YOUR INSTRUCTIONS
Count every line in the entries that holds the word "media". The reply is that count alone.

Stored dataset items
━━━━━━━━
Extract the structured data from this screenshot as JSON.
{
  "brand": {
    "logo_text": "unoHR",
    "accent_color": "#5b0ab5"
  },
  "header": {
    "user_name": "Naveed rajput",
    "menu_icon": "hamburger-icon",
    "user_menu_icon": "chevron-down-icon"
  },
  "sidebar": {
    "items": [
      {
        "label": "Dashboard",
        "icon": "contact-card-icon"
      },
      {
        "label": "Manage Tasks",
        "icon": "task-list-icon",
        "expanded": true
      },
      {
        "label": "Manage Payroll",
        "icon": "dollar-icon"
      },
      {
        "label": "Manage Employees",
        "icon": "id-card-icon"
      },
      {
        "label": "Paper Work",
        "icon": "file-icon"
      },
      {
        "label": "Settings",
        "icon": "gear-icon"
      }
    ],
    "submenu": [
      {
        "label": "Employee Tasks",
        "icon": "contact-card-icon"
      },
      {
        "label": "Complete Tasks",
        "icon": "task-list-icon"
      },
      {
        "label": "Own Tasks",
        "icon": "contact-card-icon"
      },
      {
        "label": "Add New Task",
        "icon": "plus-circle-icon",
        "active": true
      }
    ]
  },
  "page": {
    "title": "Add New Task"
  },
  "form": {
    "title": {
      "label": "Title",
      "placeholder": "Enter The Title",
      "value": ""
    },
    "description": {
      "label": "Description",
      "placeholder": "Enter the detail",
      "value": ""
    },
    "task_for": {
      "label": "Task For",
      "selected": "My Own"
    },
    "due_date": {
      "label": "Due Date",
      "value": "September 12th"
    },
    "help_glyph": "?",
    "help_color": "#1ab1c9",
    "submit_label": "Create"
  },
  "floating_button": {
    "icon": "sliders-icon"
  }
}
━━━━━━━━
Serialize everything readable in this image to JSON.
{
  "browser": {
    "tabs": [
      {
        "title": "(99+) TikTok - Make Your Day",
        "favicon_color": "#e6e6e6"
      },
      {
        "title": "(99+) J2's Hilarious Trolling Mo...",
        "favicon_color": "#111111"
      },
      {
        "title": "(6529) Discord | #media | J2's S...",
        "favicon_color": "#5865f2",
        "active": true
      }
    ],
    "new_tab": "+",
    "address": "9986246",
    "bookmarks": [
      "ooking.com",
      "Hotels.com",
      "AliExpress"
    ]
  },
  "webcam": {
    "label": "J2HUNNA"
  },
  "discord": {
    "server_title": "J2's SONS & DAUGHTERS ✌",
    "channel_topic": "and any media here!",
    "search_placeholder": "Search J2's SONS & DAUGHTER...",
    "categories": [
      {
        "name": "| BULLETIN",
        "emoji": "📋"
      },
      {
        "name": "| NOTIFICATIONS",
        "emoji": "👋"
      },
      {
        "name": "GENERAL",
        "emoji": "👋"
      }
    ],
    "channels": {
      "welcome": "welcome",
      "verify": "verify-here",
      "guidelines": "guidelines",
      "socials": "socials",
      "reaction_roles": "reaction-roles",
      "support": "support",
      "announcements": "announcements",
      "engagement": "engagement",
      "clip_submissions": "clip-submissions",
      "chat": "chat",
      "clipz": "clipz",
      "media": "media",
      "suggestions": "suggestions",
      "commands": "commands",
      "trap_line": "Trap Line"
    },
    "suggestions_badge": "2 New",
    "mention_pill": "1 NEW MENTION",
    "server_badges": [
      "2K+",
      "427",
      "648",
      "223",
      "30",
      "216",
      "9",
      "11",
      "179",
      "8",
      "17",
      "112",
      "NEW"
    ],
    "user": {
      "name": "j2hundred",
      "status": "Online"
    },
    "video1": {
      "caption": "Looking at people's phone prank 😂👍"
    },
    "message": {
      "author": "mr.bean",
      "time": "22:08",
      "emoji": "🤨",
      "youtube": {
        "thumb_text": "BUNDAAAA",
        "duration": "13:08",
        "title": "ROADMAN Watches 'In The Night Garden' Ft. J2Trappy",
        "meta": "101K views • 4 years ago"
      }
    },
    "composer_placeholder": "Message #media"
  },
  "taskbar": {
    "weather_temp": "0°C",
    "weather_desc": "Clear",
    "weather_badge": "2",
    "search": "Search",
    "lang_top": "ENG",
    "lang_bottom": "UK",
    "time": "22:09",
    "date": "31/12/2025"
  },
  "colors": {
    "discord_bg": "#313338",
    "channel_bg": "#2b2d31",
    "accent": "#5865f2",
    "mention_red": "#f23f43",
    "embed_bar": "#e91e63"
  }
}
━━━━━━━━
SOLUTION FOR THIS PROBLEM
4